Last week, I went to Target to grab a few things, and saw this notebook sitting at the end of the school supplies aisle. EEK!
I intended to just post the picture with a funny little quip, but then I got thinking. Why isn't it ok to be regular? I named my blog after the word, and did so because I'm ok with being a regular person in a regular house with a regular job in a regular neighborhood.
I think we've all gotten carried away with the mentality that everyone is special. Not just special to their moms, dads, family, and friends, but super special in the I'M SO AMAZING THAT I AM DESERVING OF ALL OF THE WORLD'S POSSESSIONS AND LOVE JUST FOR BEING BORN type of special. We've all seen it, and many articles have been written and t.v. specials have been run about the I deserve a huge trophy just for playing CYO soccer culture that seems to be pervasive with today's youth (and their parents).

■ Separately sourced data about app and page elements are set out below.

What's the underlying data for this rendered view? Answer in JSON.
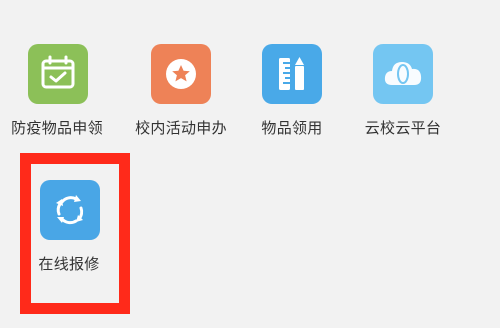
{
  "apps": [
    {
      "label": "防疫物品申领",
      "icon": "calendar-check-icon",
      "color": "#8cc058"
    },
    {
      "label": "校内活动申办",
      "icon": "star-badge-icon",
      "color": "#ee8257"
    },
    {
      "label": "物品领用",
      "icon": "ruler-pencil-icon",
      "color": "#49a9e8"
    },
    {
      "label": "云校云平台",
      "icon": "cloud-icon",
      "color": "#74c6f2"
    },
    {
      "label": "在线报修",
      "icon": "refresh-cycle-icon",
      "color": "#49a6e6"
    }
  ],
  "highlight": {
    "color": "#ff2a1a",
    "target": "在线报修"
  }
}
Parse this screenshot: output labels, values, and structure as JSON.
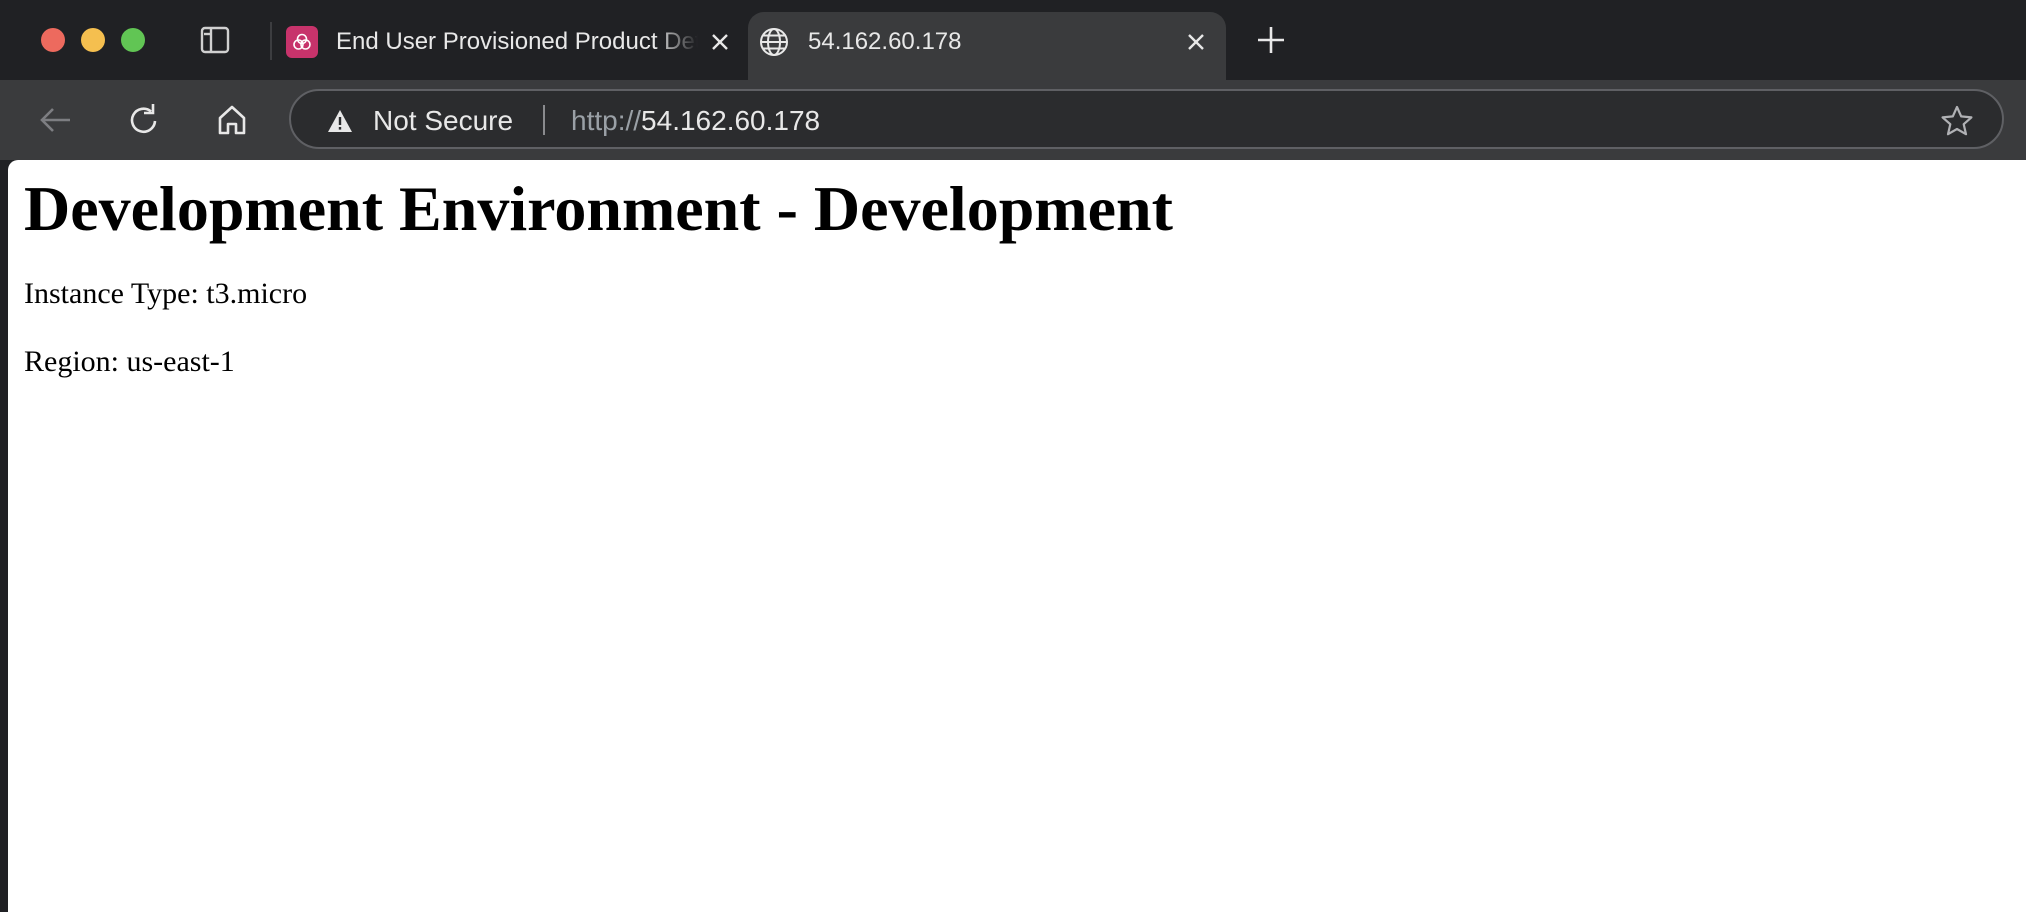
{
  "browser": {
    "tabs": [
      {
        "title": "End User Provisioned Product Details",
        "favicon": "service-catalog-icon",
        "active": false
      },
      {
        "title": "54.162.60.178",
        "favicon": "globe-icon",
        "active": true
      }
    ],
    "address_bar": {
      "security_label": "Not Secure",
      "url_scheme": "http://",
      "url_host": "54.162.60.178"
    },
    "colors": {
      "tabstrip": "#202124",
      "toolbar": "#3a3b3d",
      "close": "#ed6a5e",
      "minimize": "#f5bf4f",
      "zoom": "#61c554",
      "favicon_bg": "#c7336b"
    }
  },
  "page": {
    "heading": "Development Environment - Development",
    "instance_type": "Instance Type: t3.micro",
    "region": "Region: us-east-1"
  }
}
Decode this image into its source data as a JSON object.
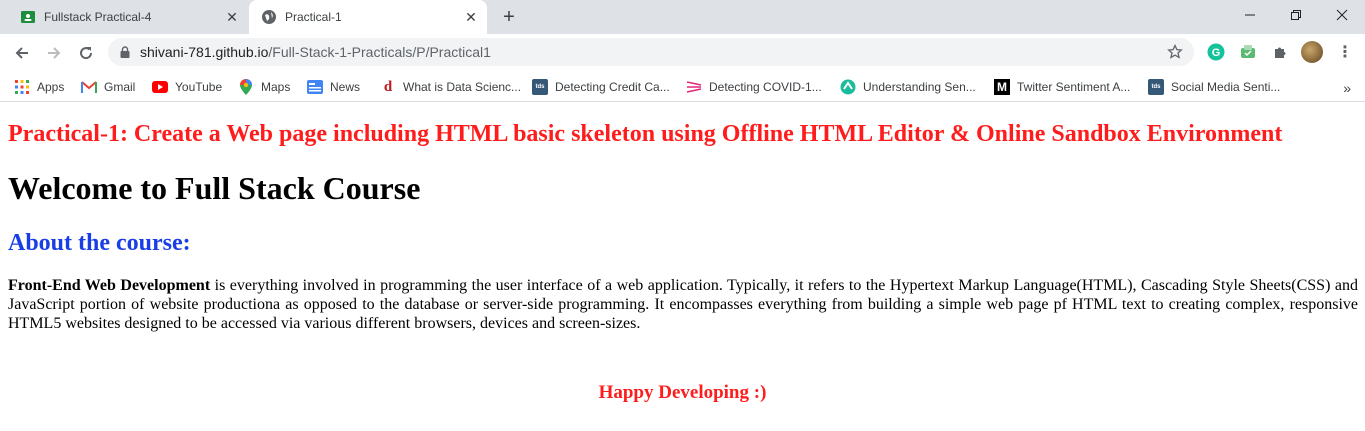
{
  "tabs": [
    {
      "title": "Fullstack Practical-4",
      "icon": "google-classroom-icon",
      "active": false
    },
    {
      "title": "Practical-1",
      "icon": "globe-icon",
      "active": true
    }
  ],
  "address_bar": {
    "host": "shivani-781.github.io",
    "path": "/Full-Stack-1-Practicals/P/Practical1"
  },
  "bookmarks": [
    {
      "label": "Apps",
      "icon": "apps-grid-icon"
    },
    {
      "label": "Gmail",
      "icon": "gmail-icon"
    },
    {
      "label": "YouTube",
      "icon": "youtube-icon"
    },
    {
      "label": "Maps",
      "icon": "maps-pin-icon"
    },
    {
      "label": "News",
      "icon": "news-icon"
    },
    {
      "label": "What is Data Scienc...",
      "icon": "d-icon"
    },
    {
      "label": "Detecting Credit Ca...",
      "icon": "tds-icon"
    },
    {
      "label": "Detecting COVID-1...",
      "icon": "stripes-icon"
    },
    {
      "label": "Understanding Sen...",
      "icon": "teal-icon"
    },
    {
      "label": "Twitter Sentiment A...",
      "icon": "medium-icon"
    },
    {
      "label": "Social Media Senti...",
      "icon": "tds-icon"
    }
  ],
  "content": {
    "title": "Practical-1: Create a Web page including HTML basic skeleton using Offline HTML Editor & Online Sandbox Environment",
    "heading": "Welcome to Full Stack Course",
    "subheading": "About the course:",
    "paragraph_bold": "Front-End Web Development",
    "paragraph_text": " is everything involved in programming the user interface of a web application. Typically, it refers to the Hypertext Markup Language(HTML), Cascading Style Sheets(CSS) and JavaScript portion of website productiona as opposed to the database or server-side programming. It encompasses everything from building a simple web page pf HTML text to creating complex, responsive HTML5 websites designed to be accessed via various different browsers, devices and screen-sizes.",
    "footer": "Happy Developing :)"
  },
  "colors": {
    "title": "#ff1c1c",
    "subheading": "#1a3ee6",
    "tabstrip": "#dee1e6"
  }
}
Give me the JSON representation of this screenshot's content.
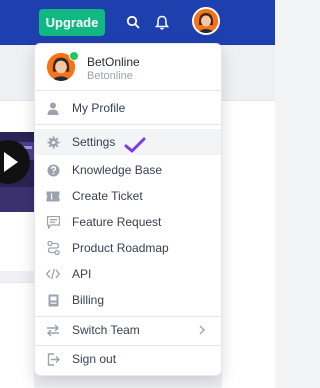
{
  "topbar": {
    "upgrade_label": "Upgrade",
    "icons": [
      "search-icon",
      "bell-icon"
    ]
  },
  "user": {
    "name": "BetOnline",
    "team": "Betonline",
    "online": true
  },
  "menu": {
    "items": [
      {
        "label": "My Profile",
        "icon": "person-icon"
      },
      {
        "label": "Settings",
        "icon": "gear-icon",
        "active": true
      },
      {
        "label": "Knowledge Base",
        "icon": "question-icon"
      },
      {
        "label": "Create Ticket",
        "icon": "ticket-icon"
      },
      {
        "label": "Feature Request",
        "icon": "message-icon"
      },
      {
        "label": "Product Roadmap",
        "icon": "route-icon"
      },
      {
        "label": "API",
        "icon": "code-icon"
      },
      {
        "label": "Billing",
        "icon": "billing-icon"
      },
      {
        "label": "Switch Team",
        "icon": "switch-icon"
      },
      {
        "label": "Sign out",
        "icon": "sign-out-icon"
      }
    ]
  },
  "colors": {
    "topbar": "#1e40af",
    "upgrade": "#10b981",
    "online": "#22c55e",
    "check": "#7c3aed"
  }
}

I'm pretty sure that every generation has complained about something that's "wrong" with the next generation down. Despite my complaints, I am all for making little ones feel special about certain things- maybe they are good at art, or can run fast, or just give the best hugs in the whole wide world. It's ok to let kids know that they are special to you for a variety of reasons.
Unfortunately, in the harsh reality of the world (and especially in the high school and college world, as this college ruled notebook was intended for), our babies really aren't that special to anyone not in our inner circle. And that should be ok. Our little ones WILL grow into teenagers and young adults who need to be prepared and armed with the knowledge that while someone at home will always be there to cushion the blow of the real world whacking them in the face, that they WILL get whacked in the face by life. The world doesn't owe them a favor just because they are breathing.
During my teaching years, I frequently came across this mentality- the parent and 17 year old girl who were both convinced that she would become a fashion designer (despite the fact that she could only draw stick figures...), the 5'2" 12th grader whose plans were to make his money in the NBA, and the senior whose mom came in and strong armed the counselor into sending her daughter's application to Harvard, with her ACT score of 13 attached it it. The national ACT average from 2012 was a 21.1. We laugh at little ones who share these dreams with us, and we pat them on the head and tell them, "Of course you can do that!". But it's not so cute when young adults think this way and still actually believe it. It's like the two year old with a lisp that we keep telling to say "dump truck". It's funny, and we all howl with laughter, but when he's 12 and yelling "dumb f*@!", it's horrendous.
While these stories are only anecdotal, my teacher friends across the US all have had similar stories to share, and I'm sure they could add pages and pages more of the same type of thing. Why aren't we pulling on our kids' strengths and teaching them that it is ok to be regular, that the world desperately needs the plumbers, the teachers, the mail carriers?
We don't need to be special to live happy, fulfilling lives. If everybody's special all the time, then nobody's actually special, right? Except to our mommas...to them, we are the most special beings on the face of the planet. If Target made a notebook that looked like this, then I would buy it in a heartbeat:
|Now that's a little more accurate.|
Come on Target, can we make it happen?